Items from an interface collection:
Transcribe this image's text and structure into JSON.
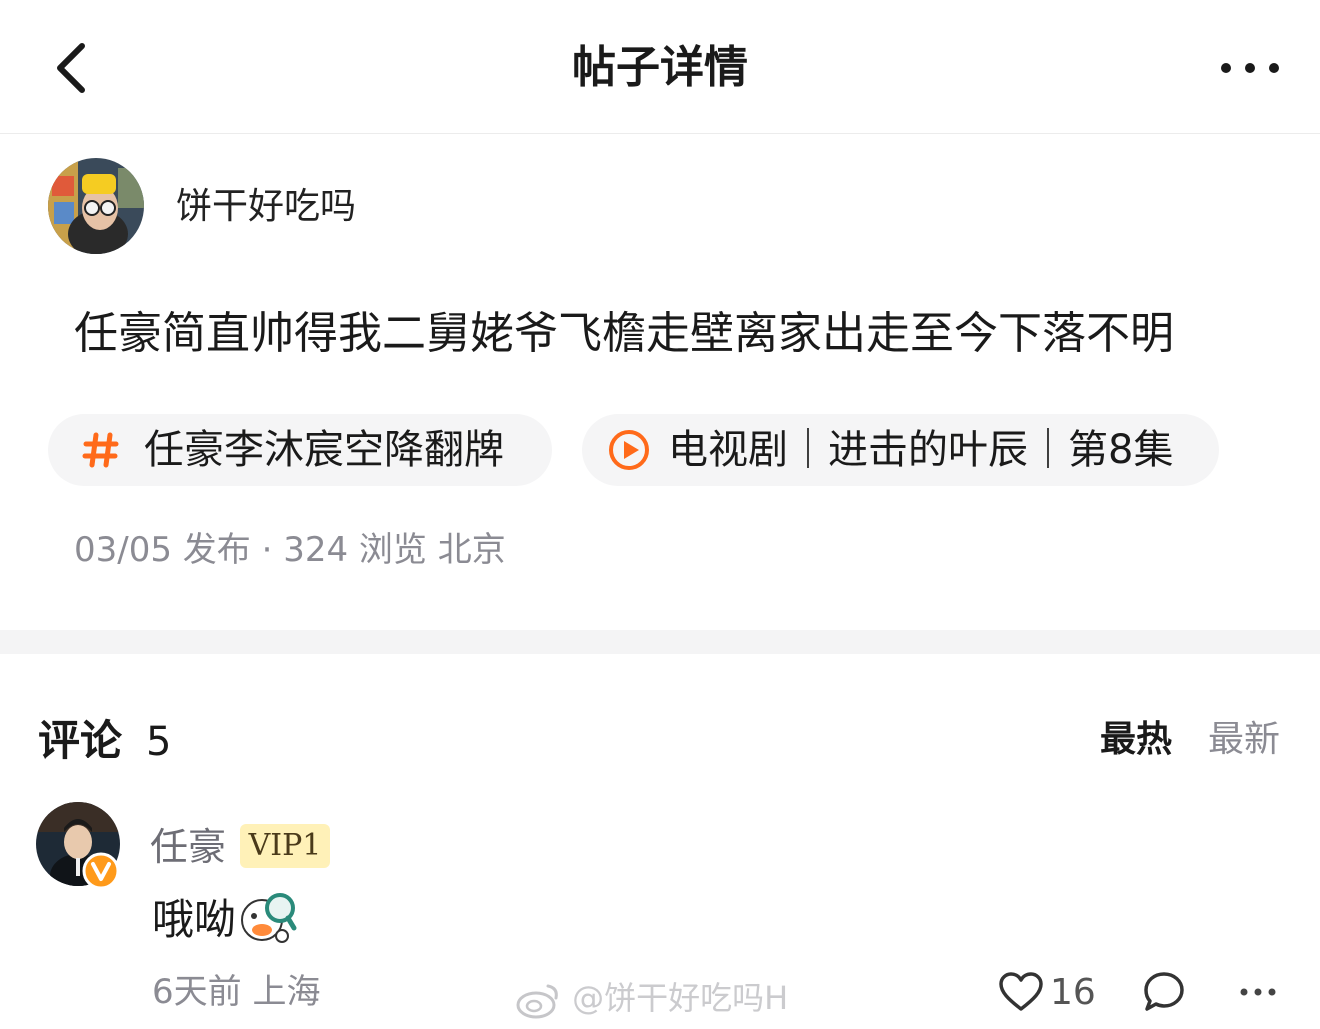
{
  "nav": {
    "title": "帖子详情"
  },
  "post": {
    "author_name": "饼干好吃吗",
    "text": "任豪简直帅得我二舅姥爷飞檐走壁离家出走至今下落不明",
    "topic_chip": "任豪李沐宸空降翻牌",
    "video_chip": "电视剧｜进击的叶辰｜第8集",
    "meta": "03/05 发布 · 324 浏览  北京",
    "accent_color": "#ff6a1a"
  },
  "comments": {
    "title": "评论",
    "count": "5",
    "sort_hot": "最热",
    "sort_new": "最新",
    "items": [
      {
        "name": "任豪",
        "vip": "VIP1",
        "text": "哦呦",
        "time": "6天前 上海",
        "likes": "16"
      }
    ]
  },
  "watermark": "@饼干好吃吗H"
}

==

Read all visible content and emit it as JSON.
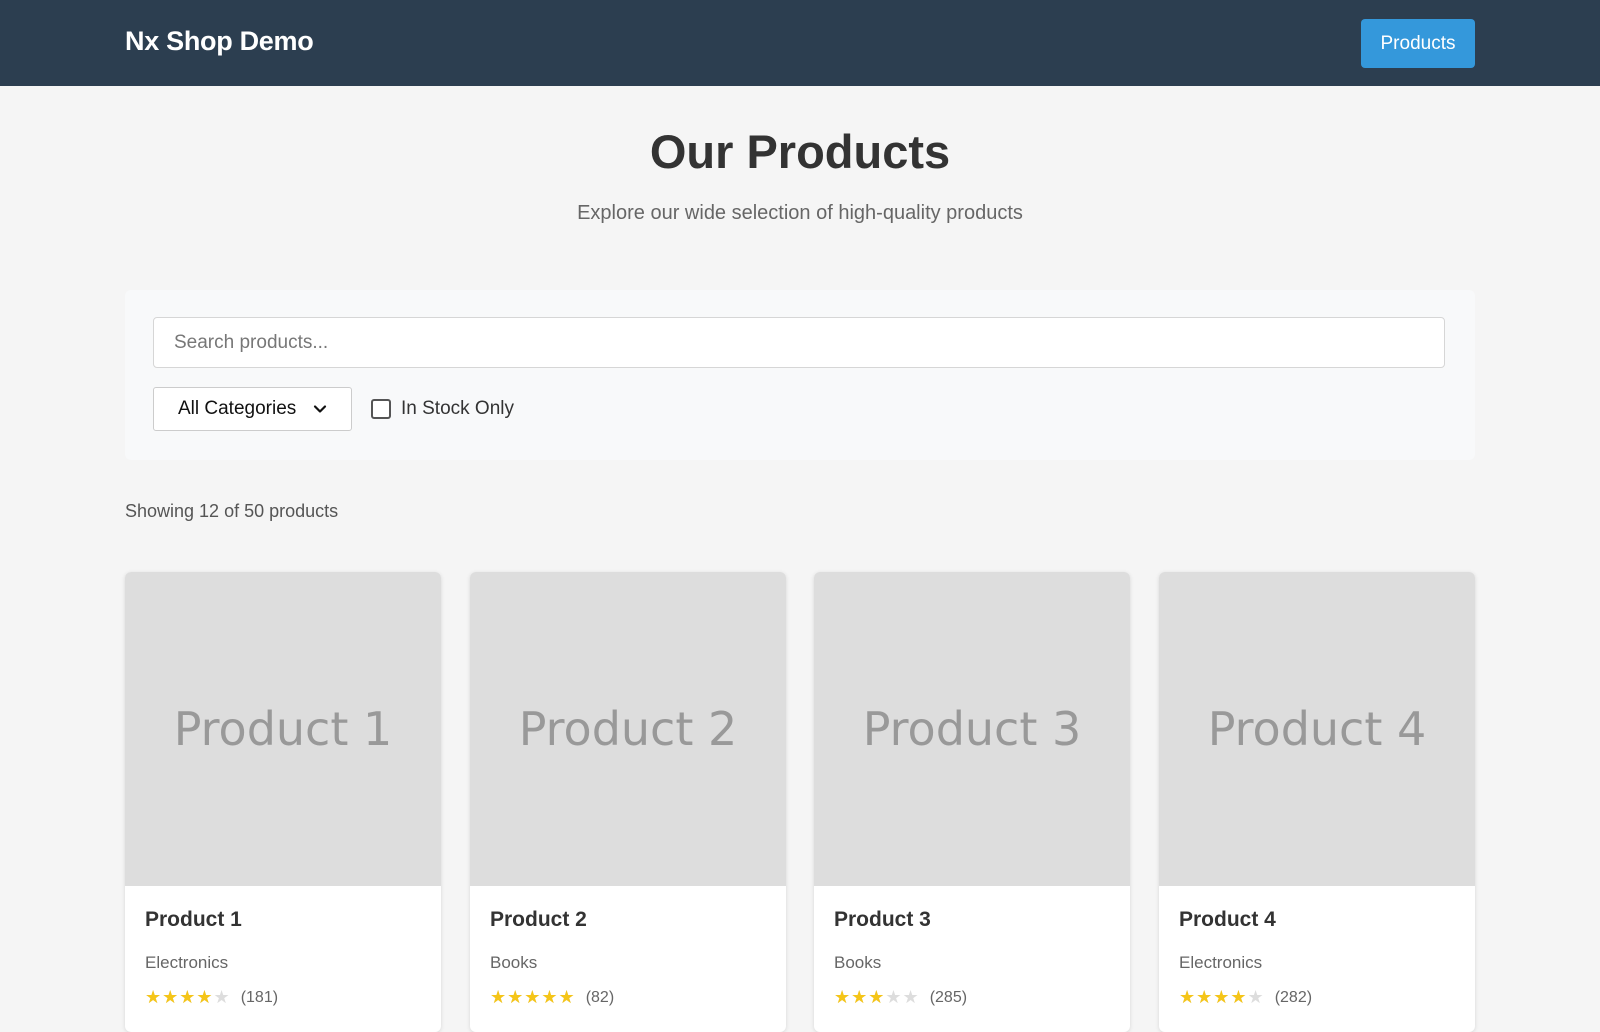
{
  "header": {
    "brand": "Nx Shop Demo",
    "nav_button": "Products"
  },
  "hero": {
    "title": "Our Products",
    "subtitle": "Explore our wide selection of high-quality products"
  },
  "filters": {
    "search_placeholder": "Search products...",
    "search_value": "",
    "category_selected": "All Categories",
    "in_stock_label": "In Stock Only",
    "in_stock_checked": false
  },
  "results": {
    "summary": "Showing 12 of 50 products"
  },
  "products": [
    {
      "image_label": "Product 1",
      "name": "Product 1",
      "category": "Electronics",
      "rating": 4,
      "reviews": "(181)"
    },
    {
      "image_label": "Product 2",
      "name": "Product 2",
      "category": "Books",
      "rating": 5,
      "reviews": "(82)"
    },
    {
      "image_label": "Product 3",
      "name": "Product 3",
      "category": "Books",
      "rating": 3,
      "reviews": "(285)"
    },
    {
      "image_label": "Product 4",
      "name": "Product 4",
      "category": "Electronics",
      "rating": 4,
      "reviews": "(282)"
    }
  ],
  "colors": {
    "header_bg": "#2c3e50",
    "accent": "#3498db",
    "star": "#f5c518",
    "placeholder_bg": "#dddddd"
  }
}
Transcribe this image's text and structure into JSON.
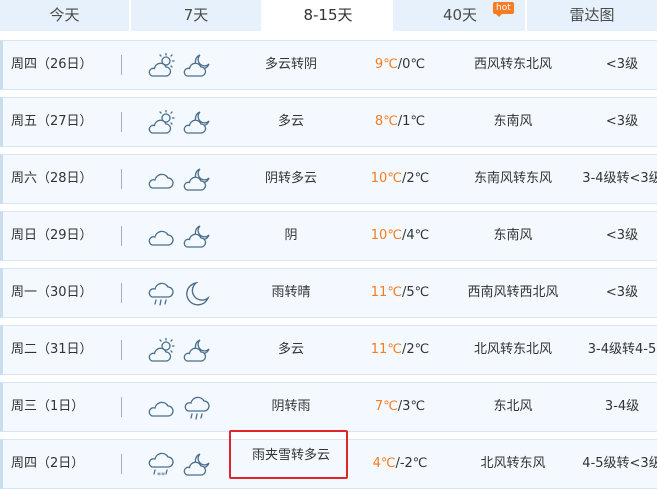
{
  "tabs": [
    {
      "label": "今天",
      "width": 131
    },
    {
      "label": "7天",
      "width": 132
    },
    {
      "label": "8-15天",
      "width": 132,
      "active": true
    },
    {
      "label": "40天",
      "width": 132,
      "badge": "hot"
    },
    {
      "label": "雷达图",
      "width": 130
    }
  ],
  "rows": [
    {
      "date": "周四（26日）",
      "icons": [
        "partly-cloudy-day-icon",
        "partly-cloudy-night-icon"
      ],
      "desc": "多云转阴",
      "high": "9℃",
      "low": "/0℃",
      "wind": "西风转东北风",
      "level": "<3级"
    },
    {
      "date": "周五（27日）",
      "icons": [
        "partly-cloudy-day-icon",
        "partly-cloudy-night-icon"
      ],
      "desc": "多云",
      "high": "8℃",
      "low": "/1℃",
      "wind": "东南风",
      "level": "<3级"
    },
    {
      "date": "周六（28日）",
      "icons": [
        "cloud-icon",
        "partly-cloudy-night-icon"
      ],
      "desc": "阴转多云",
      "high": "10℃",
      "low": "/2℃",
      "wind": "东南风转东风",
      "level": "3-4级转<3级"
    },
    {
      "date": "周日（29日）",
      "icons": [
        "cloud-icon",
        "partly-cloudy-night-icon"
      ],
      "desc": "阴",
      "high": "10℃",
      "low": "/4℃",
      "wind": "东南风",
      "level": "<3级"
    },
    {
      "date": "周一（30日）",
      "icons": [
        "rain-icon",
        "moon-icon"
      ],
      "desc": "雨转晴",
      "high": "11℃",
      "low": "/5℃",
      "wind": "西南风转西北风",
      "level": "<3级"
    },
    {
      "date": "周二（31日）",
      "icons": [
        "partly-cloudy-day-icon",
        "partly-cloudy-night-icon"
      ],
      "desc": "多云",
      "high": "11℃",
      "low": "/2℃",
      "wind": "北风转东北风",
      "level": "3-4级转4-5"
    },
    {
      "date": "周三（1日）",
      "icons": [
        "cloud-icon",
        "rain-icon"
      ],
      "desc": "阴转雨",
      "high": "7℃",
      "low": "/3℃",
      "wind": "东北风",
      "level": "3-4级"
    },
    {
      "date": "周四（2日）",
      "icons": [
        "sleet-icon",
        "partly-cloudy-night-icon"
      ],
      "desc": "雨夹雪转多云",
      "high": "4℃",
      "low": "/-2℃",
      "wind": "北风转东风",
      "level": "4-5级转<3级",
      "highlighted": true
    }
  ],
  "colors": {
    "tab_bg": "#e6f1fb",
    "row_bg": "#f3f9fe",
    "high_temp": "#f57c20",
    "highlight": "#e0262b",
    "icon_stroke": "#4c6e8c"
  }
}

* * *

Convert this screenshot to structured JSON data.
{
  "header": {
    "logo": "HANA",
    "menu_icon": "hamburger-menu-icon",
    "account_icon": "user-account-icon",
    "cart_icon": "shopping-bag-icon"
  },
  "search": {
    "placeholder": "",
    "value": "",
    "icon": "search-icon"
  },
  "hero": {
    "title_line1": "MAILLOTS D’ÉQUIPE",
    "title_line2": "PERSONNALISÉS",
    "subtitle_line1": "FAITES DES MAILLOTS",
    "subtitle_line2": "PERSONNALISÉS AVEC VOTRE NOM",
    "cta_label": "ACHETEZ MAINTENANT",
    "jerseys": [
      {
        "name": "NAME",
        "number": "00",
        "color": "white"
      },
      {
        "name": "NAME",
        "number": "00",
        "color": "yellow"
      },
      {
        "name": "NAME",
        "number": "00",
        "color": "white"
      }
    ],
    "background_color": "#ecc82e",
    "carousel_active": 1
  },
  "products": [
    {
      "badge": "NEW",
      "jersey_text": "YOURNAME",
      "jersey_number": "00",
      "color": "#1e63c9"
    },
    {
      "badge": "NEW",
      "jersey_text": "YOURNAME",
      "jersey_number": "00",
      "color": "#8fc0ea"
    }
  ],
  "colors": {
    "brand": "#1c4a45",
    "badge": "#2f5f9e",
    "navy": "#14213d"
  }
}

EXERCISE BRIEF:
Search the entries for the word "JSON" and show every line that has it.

COMPLETED EXERCISE:
Transcribe this image's text and structure into JSON.
Read all visible content and emit it as JSON.
Transcribe this image's text and structure into JSON.
Convert this screenshot to structured JSON data.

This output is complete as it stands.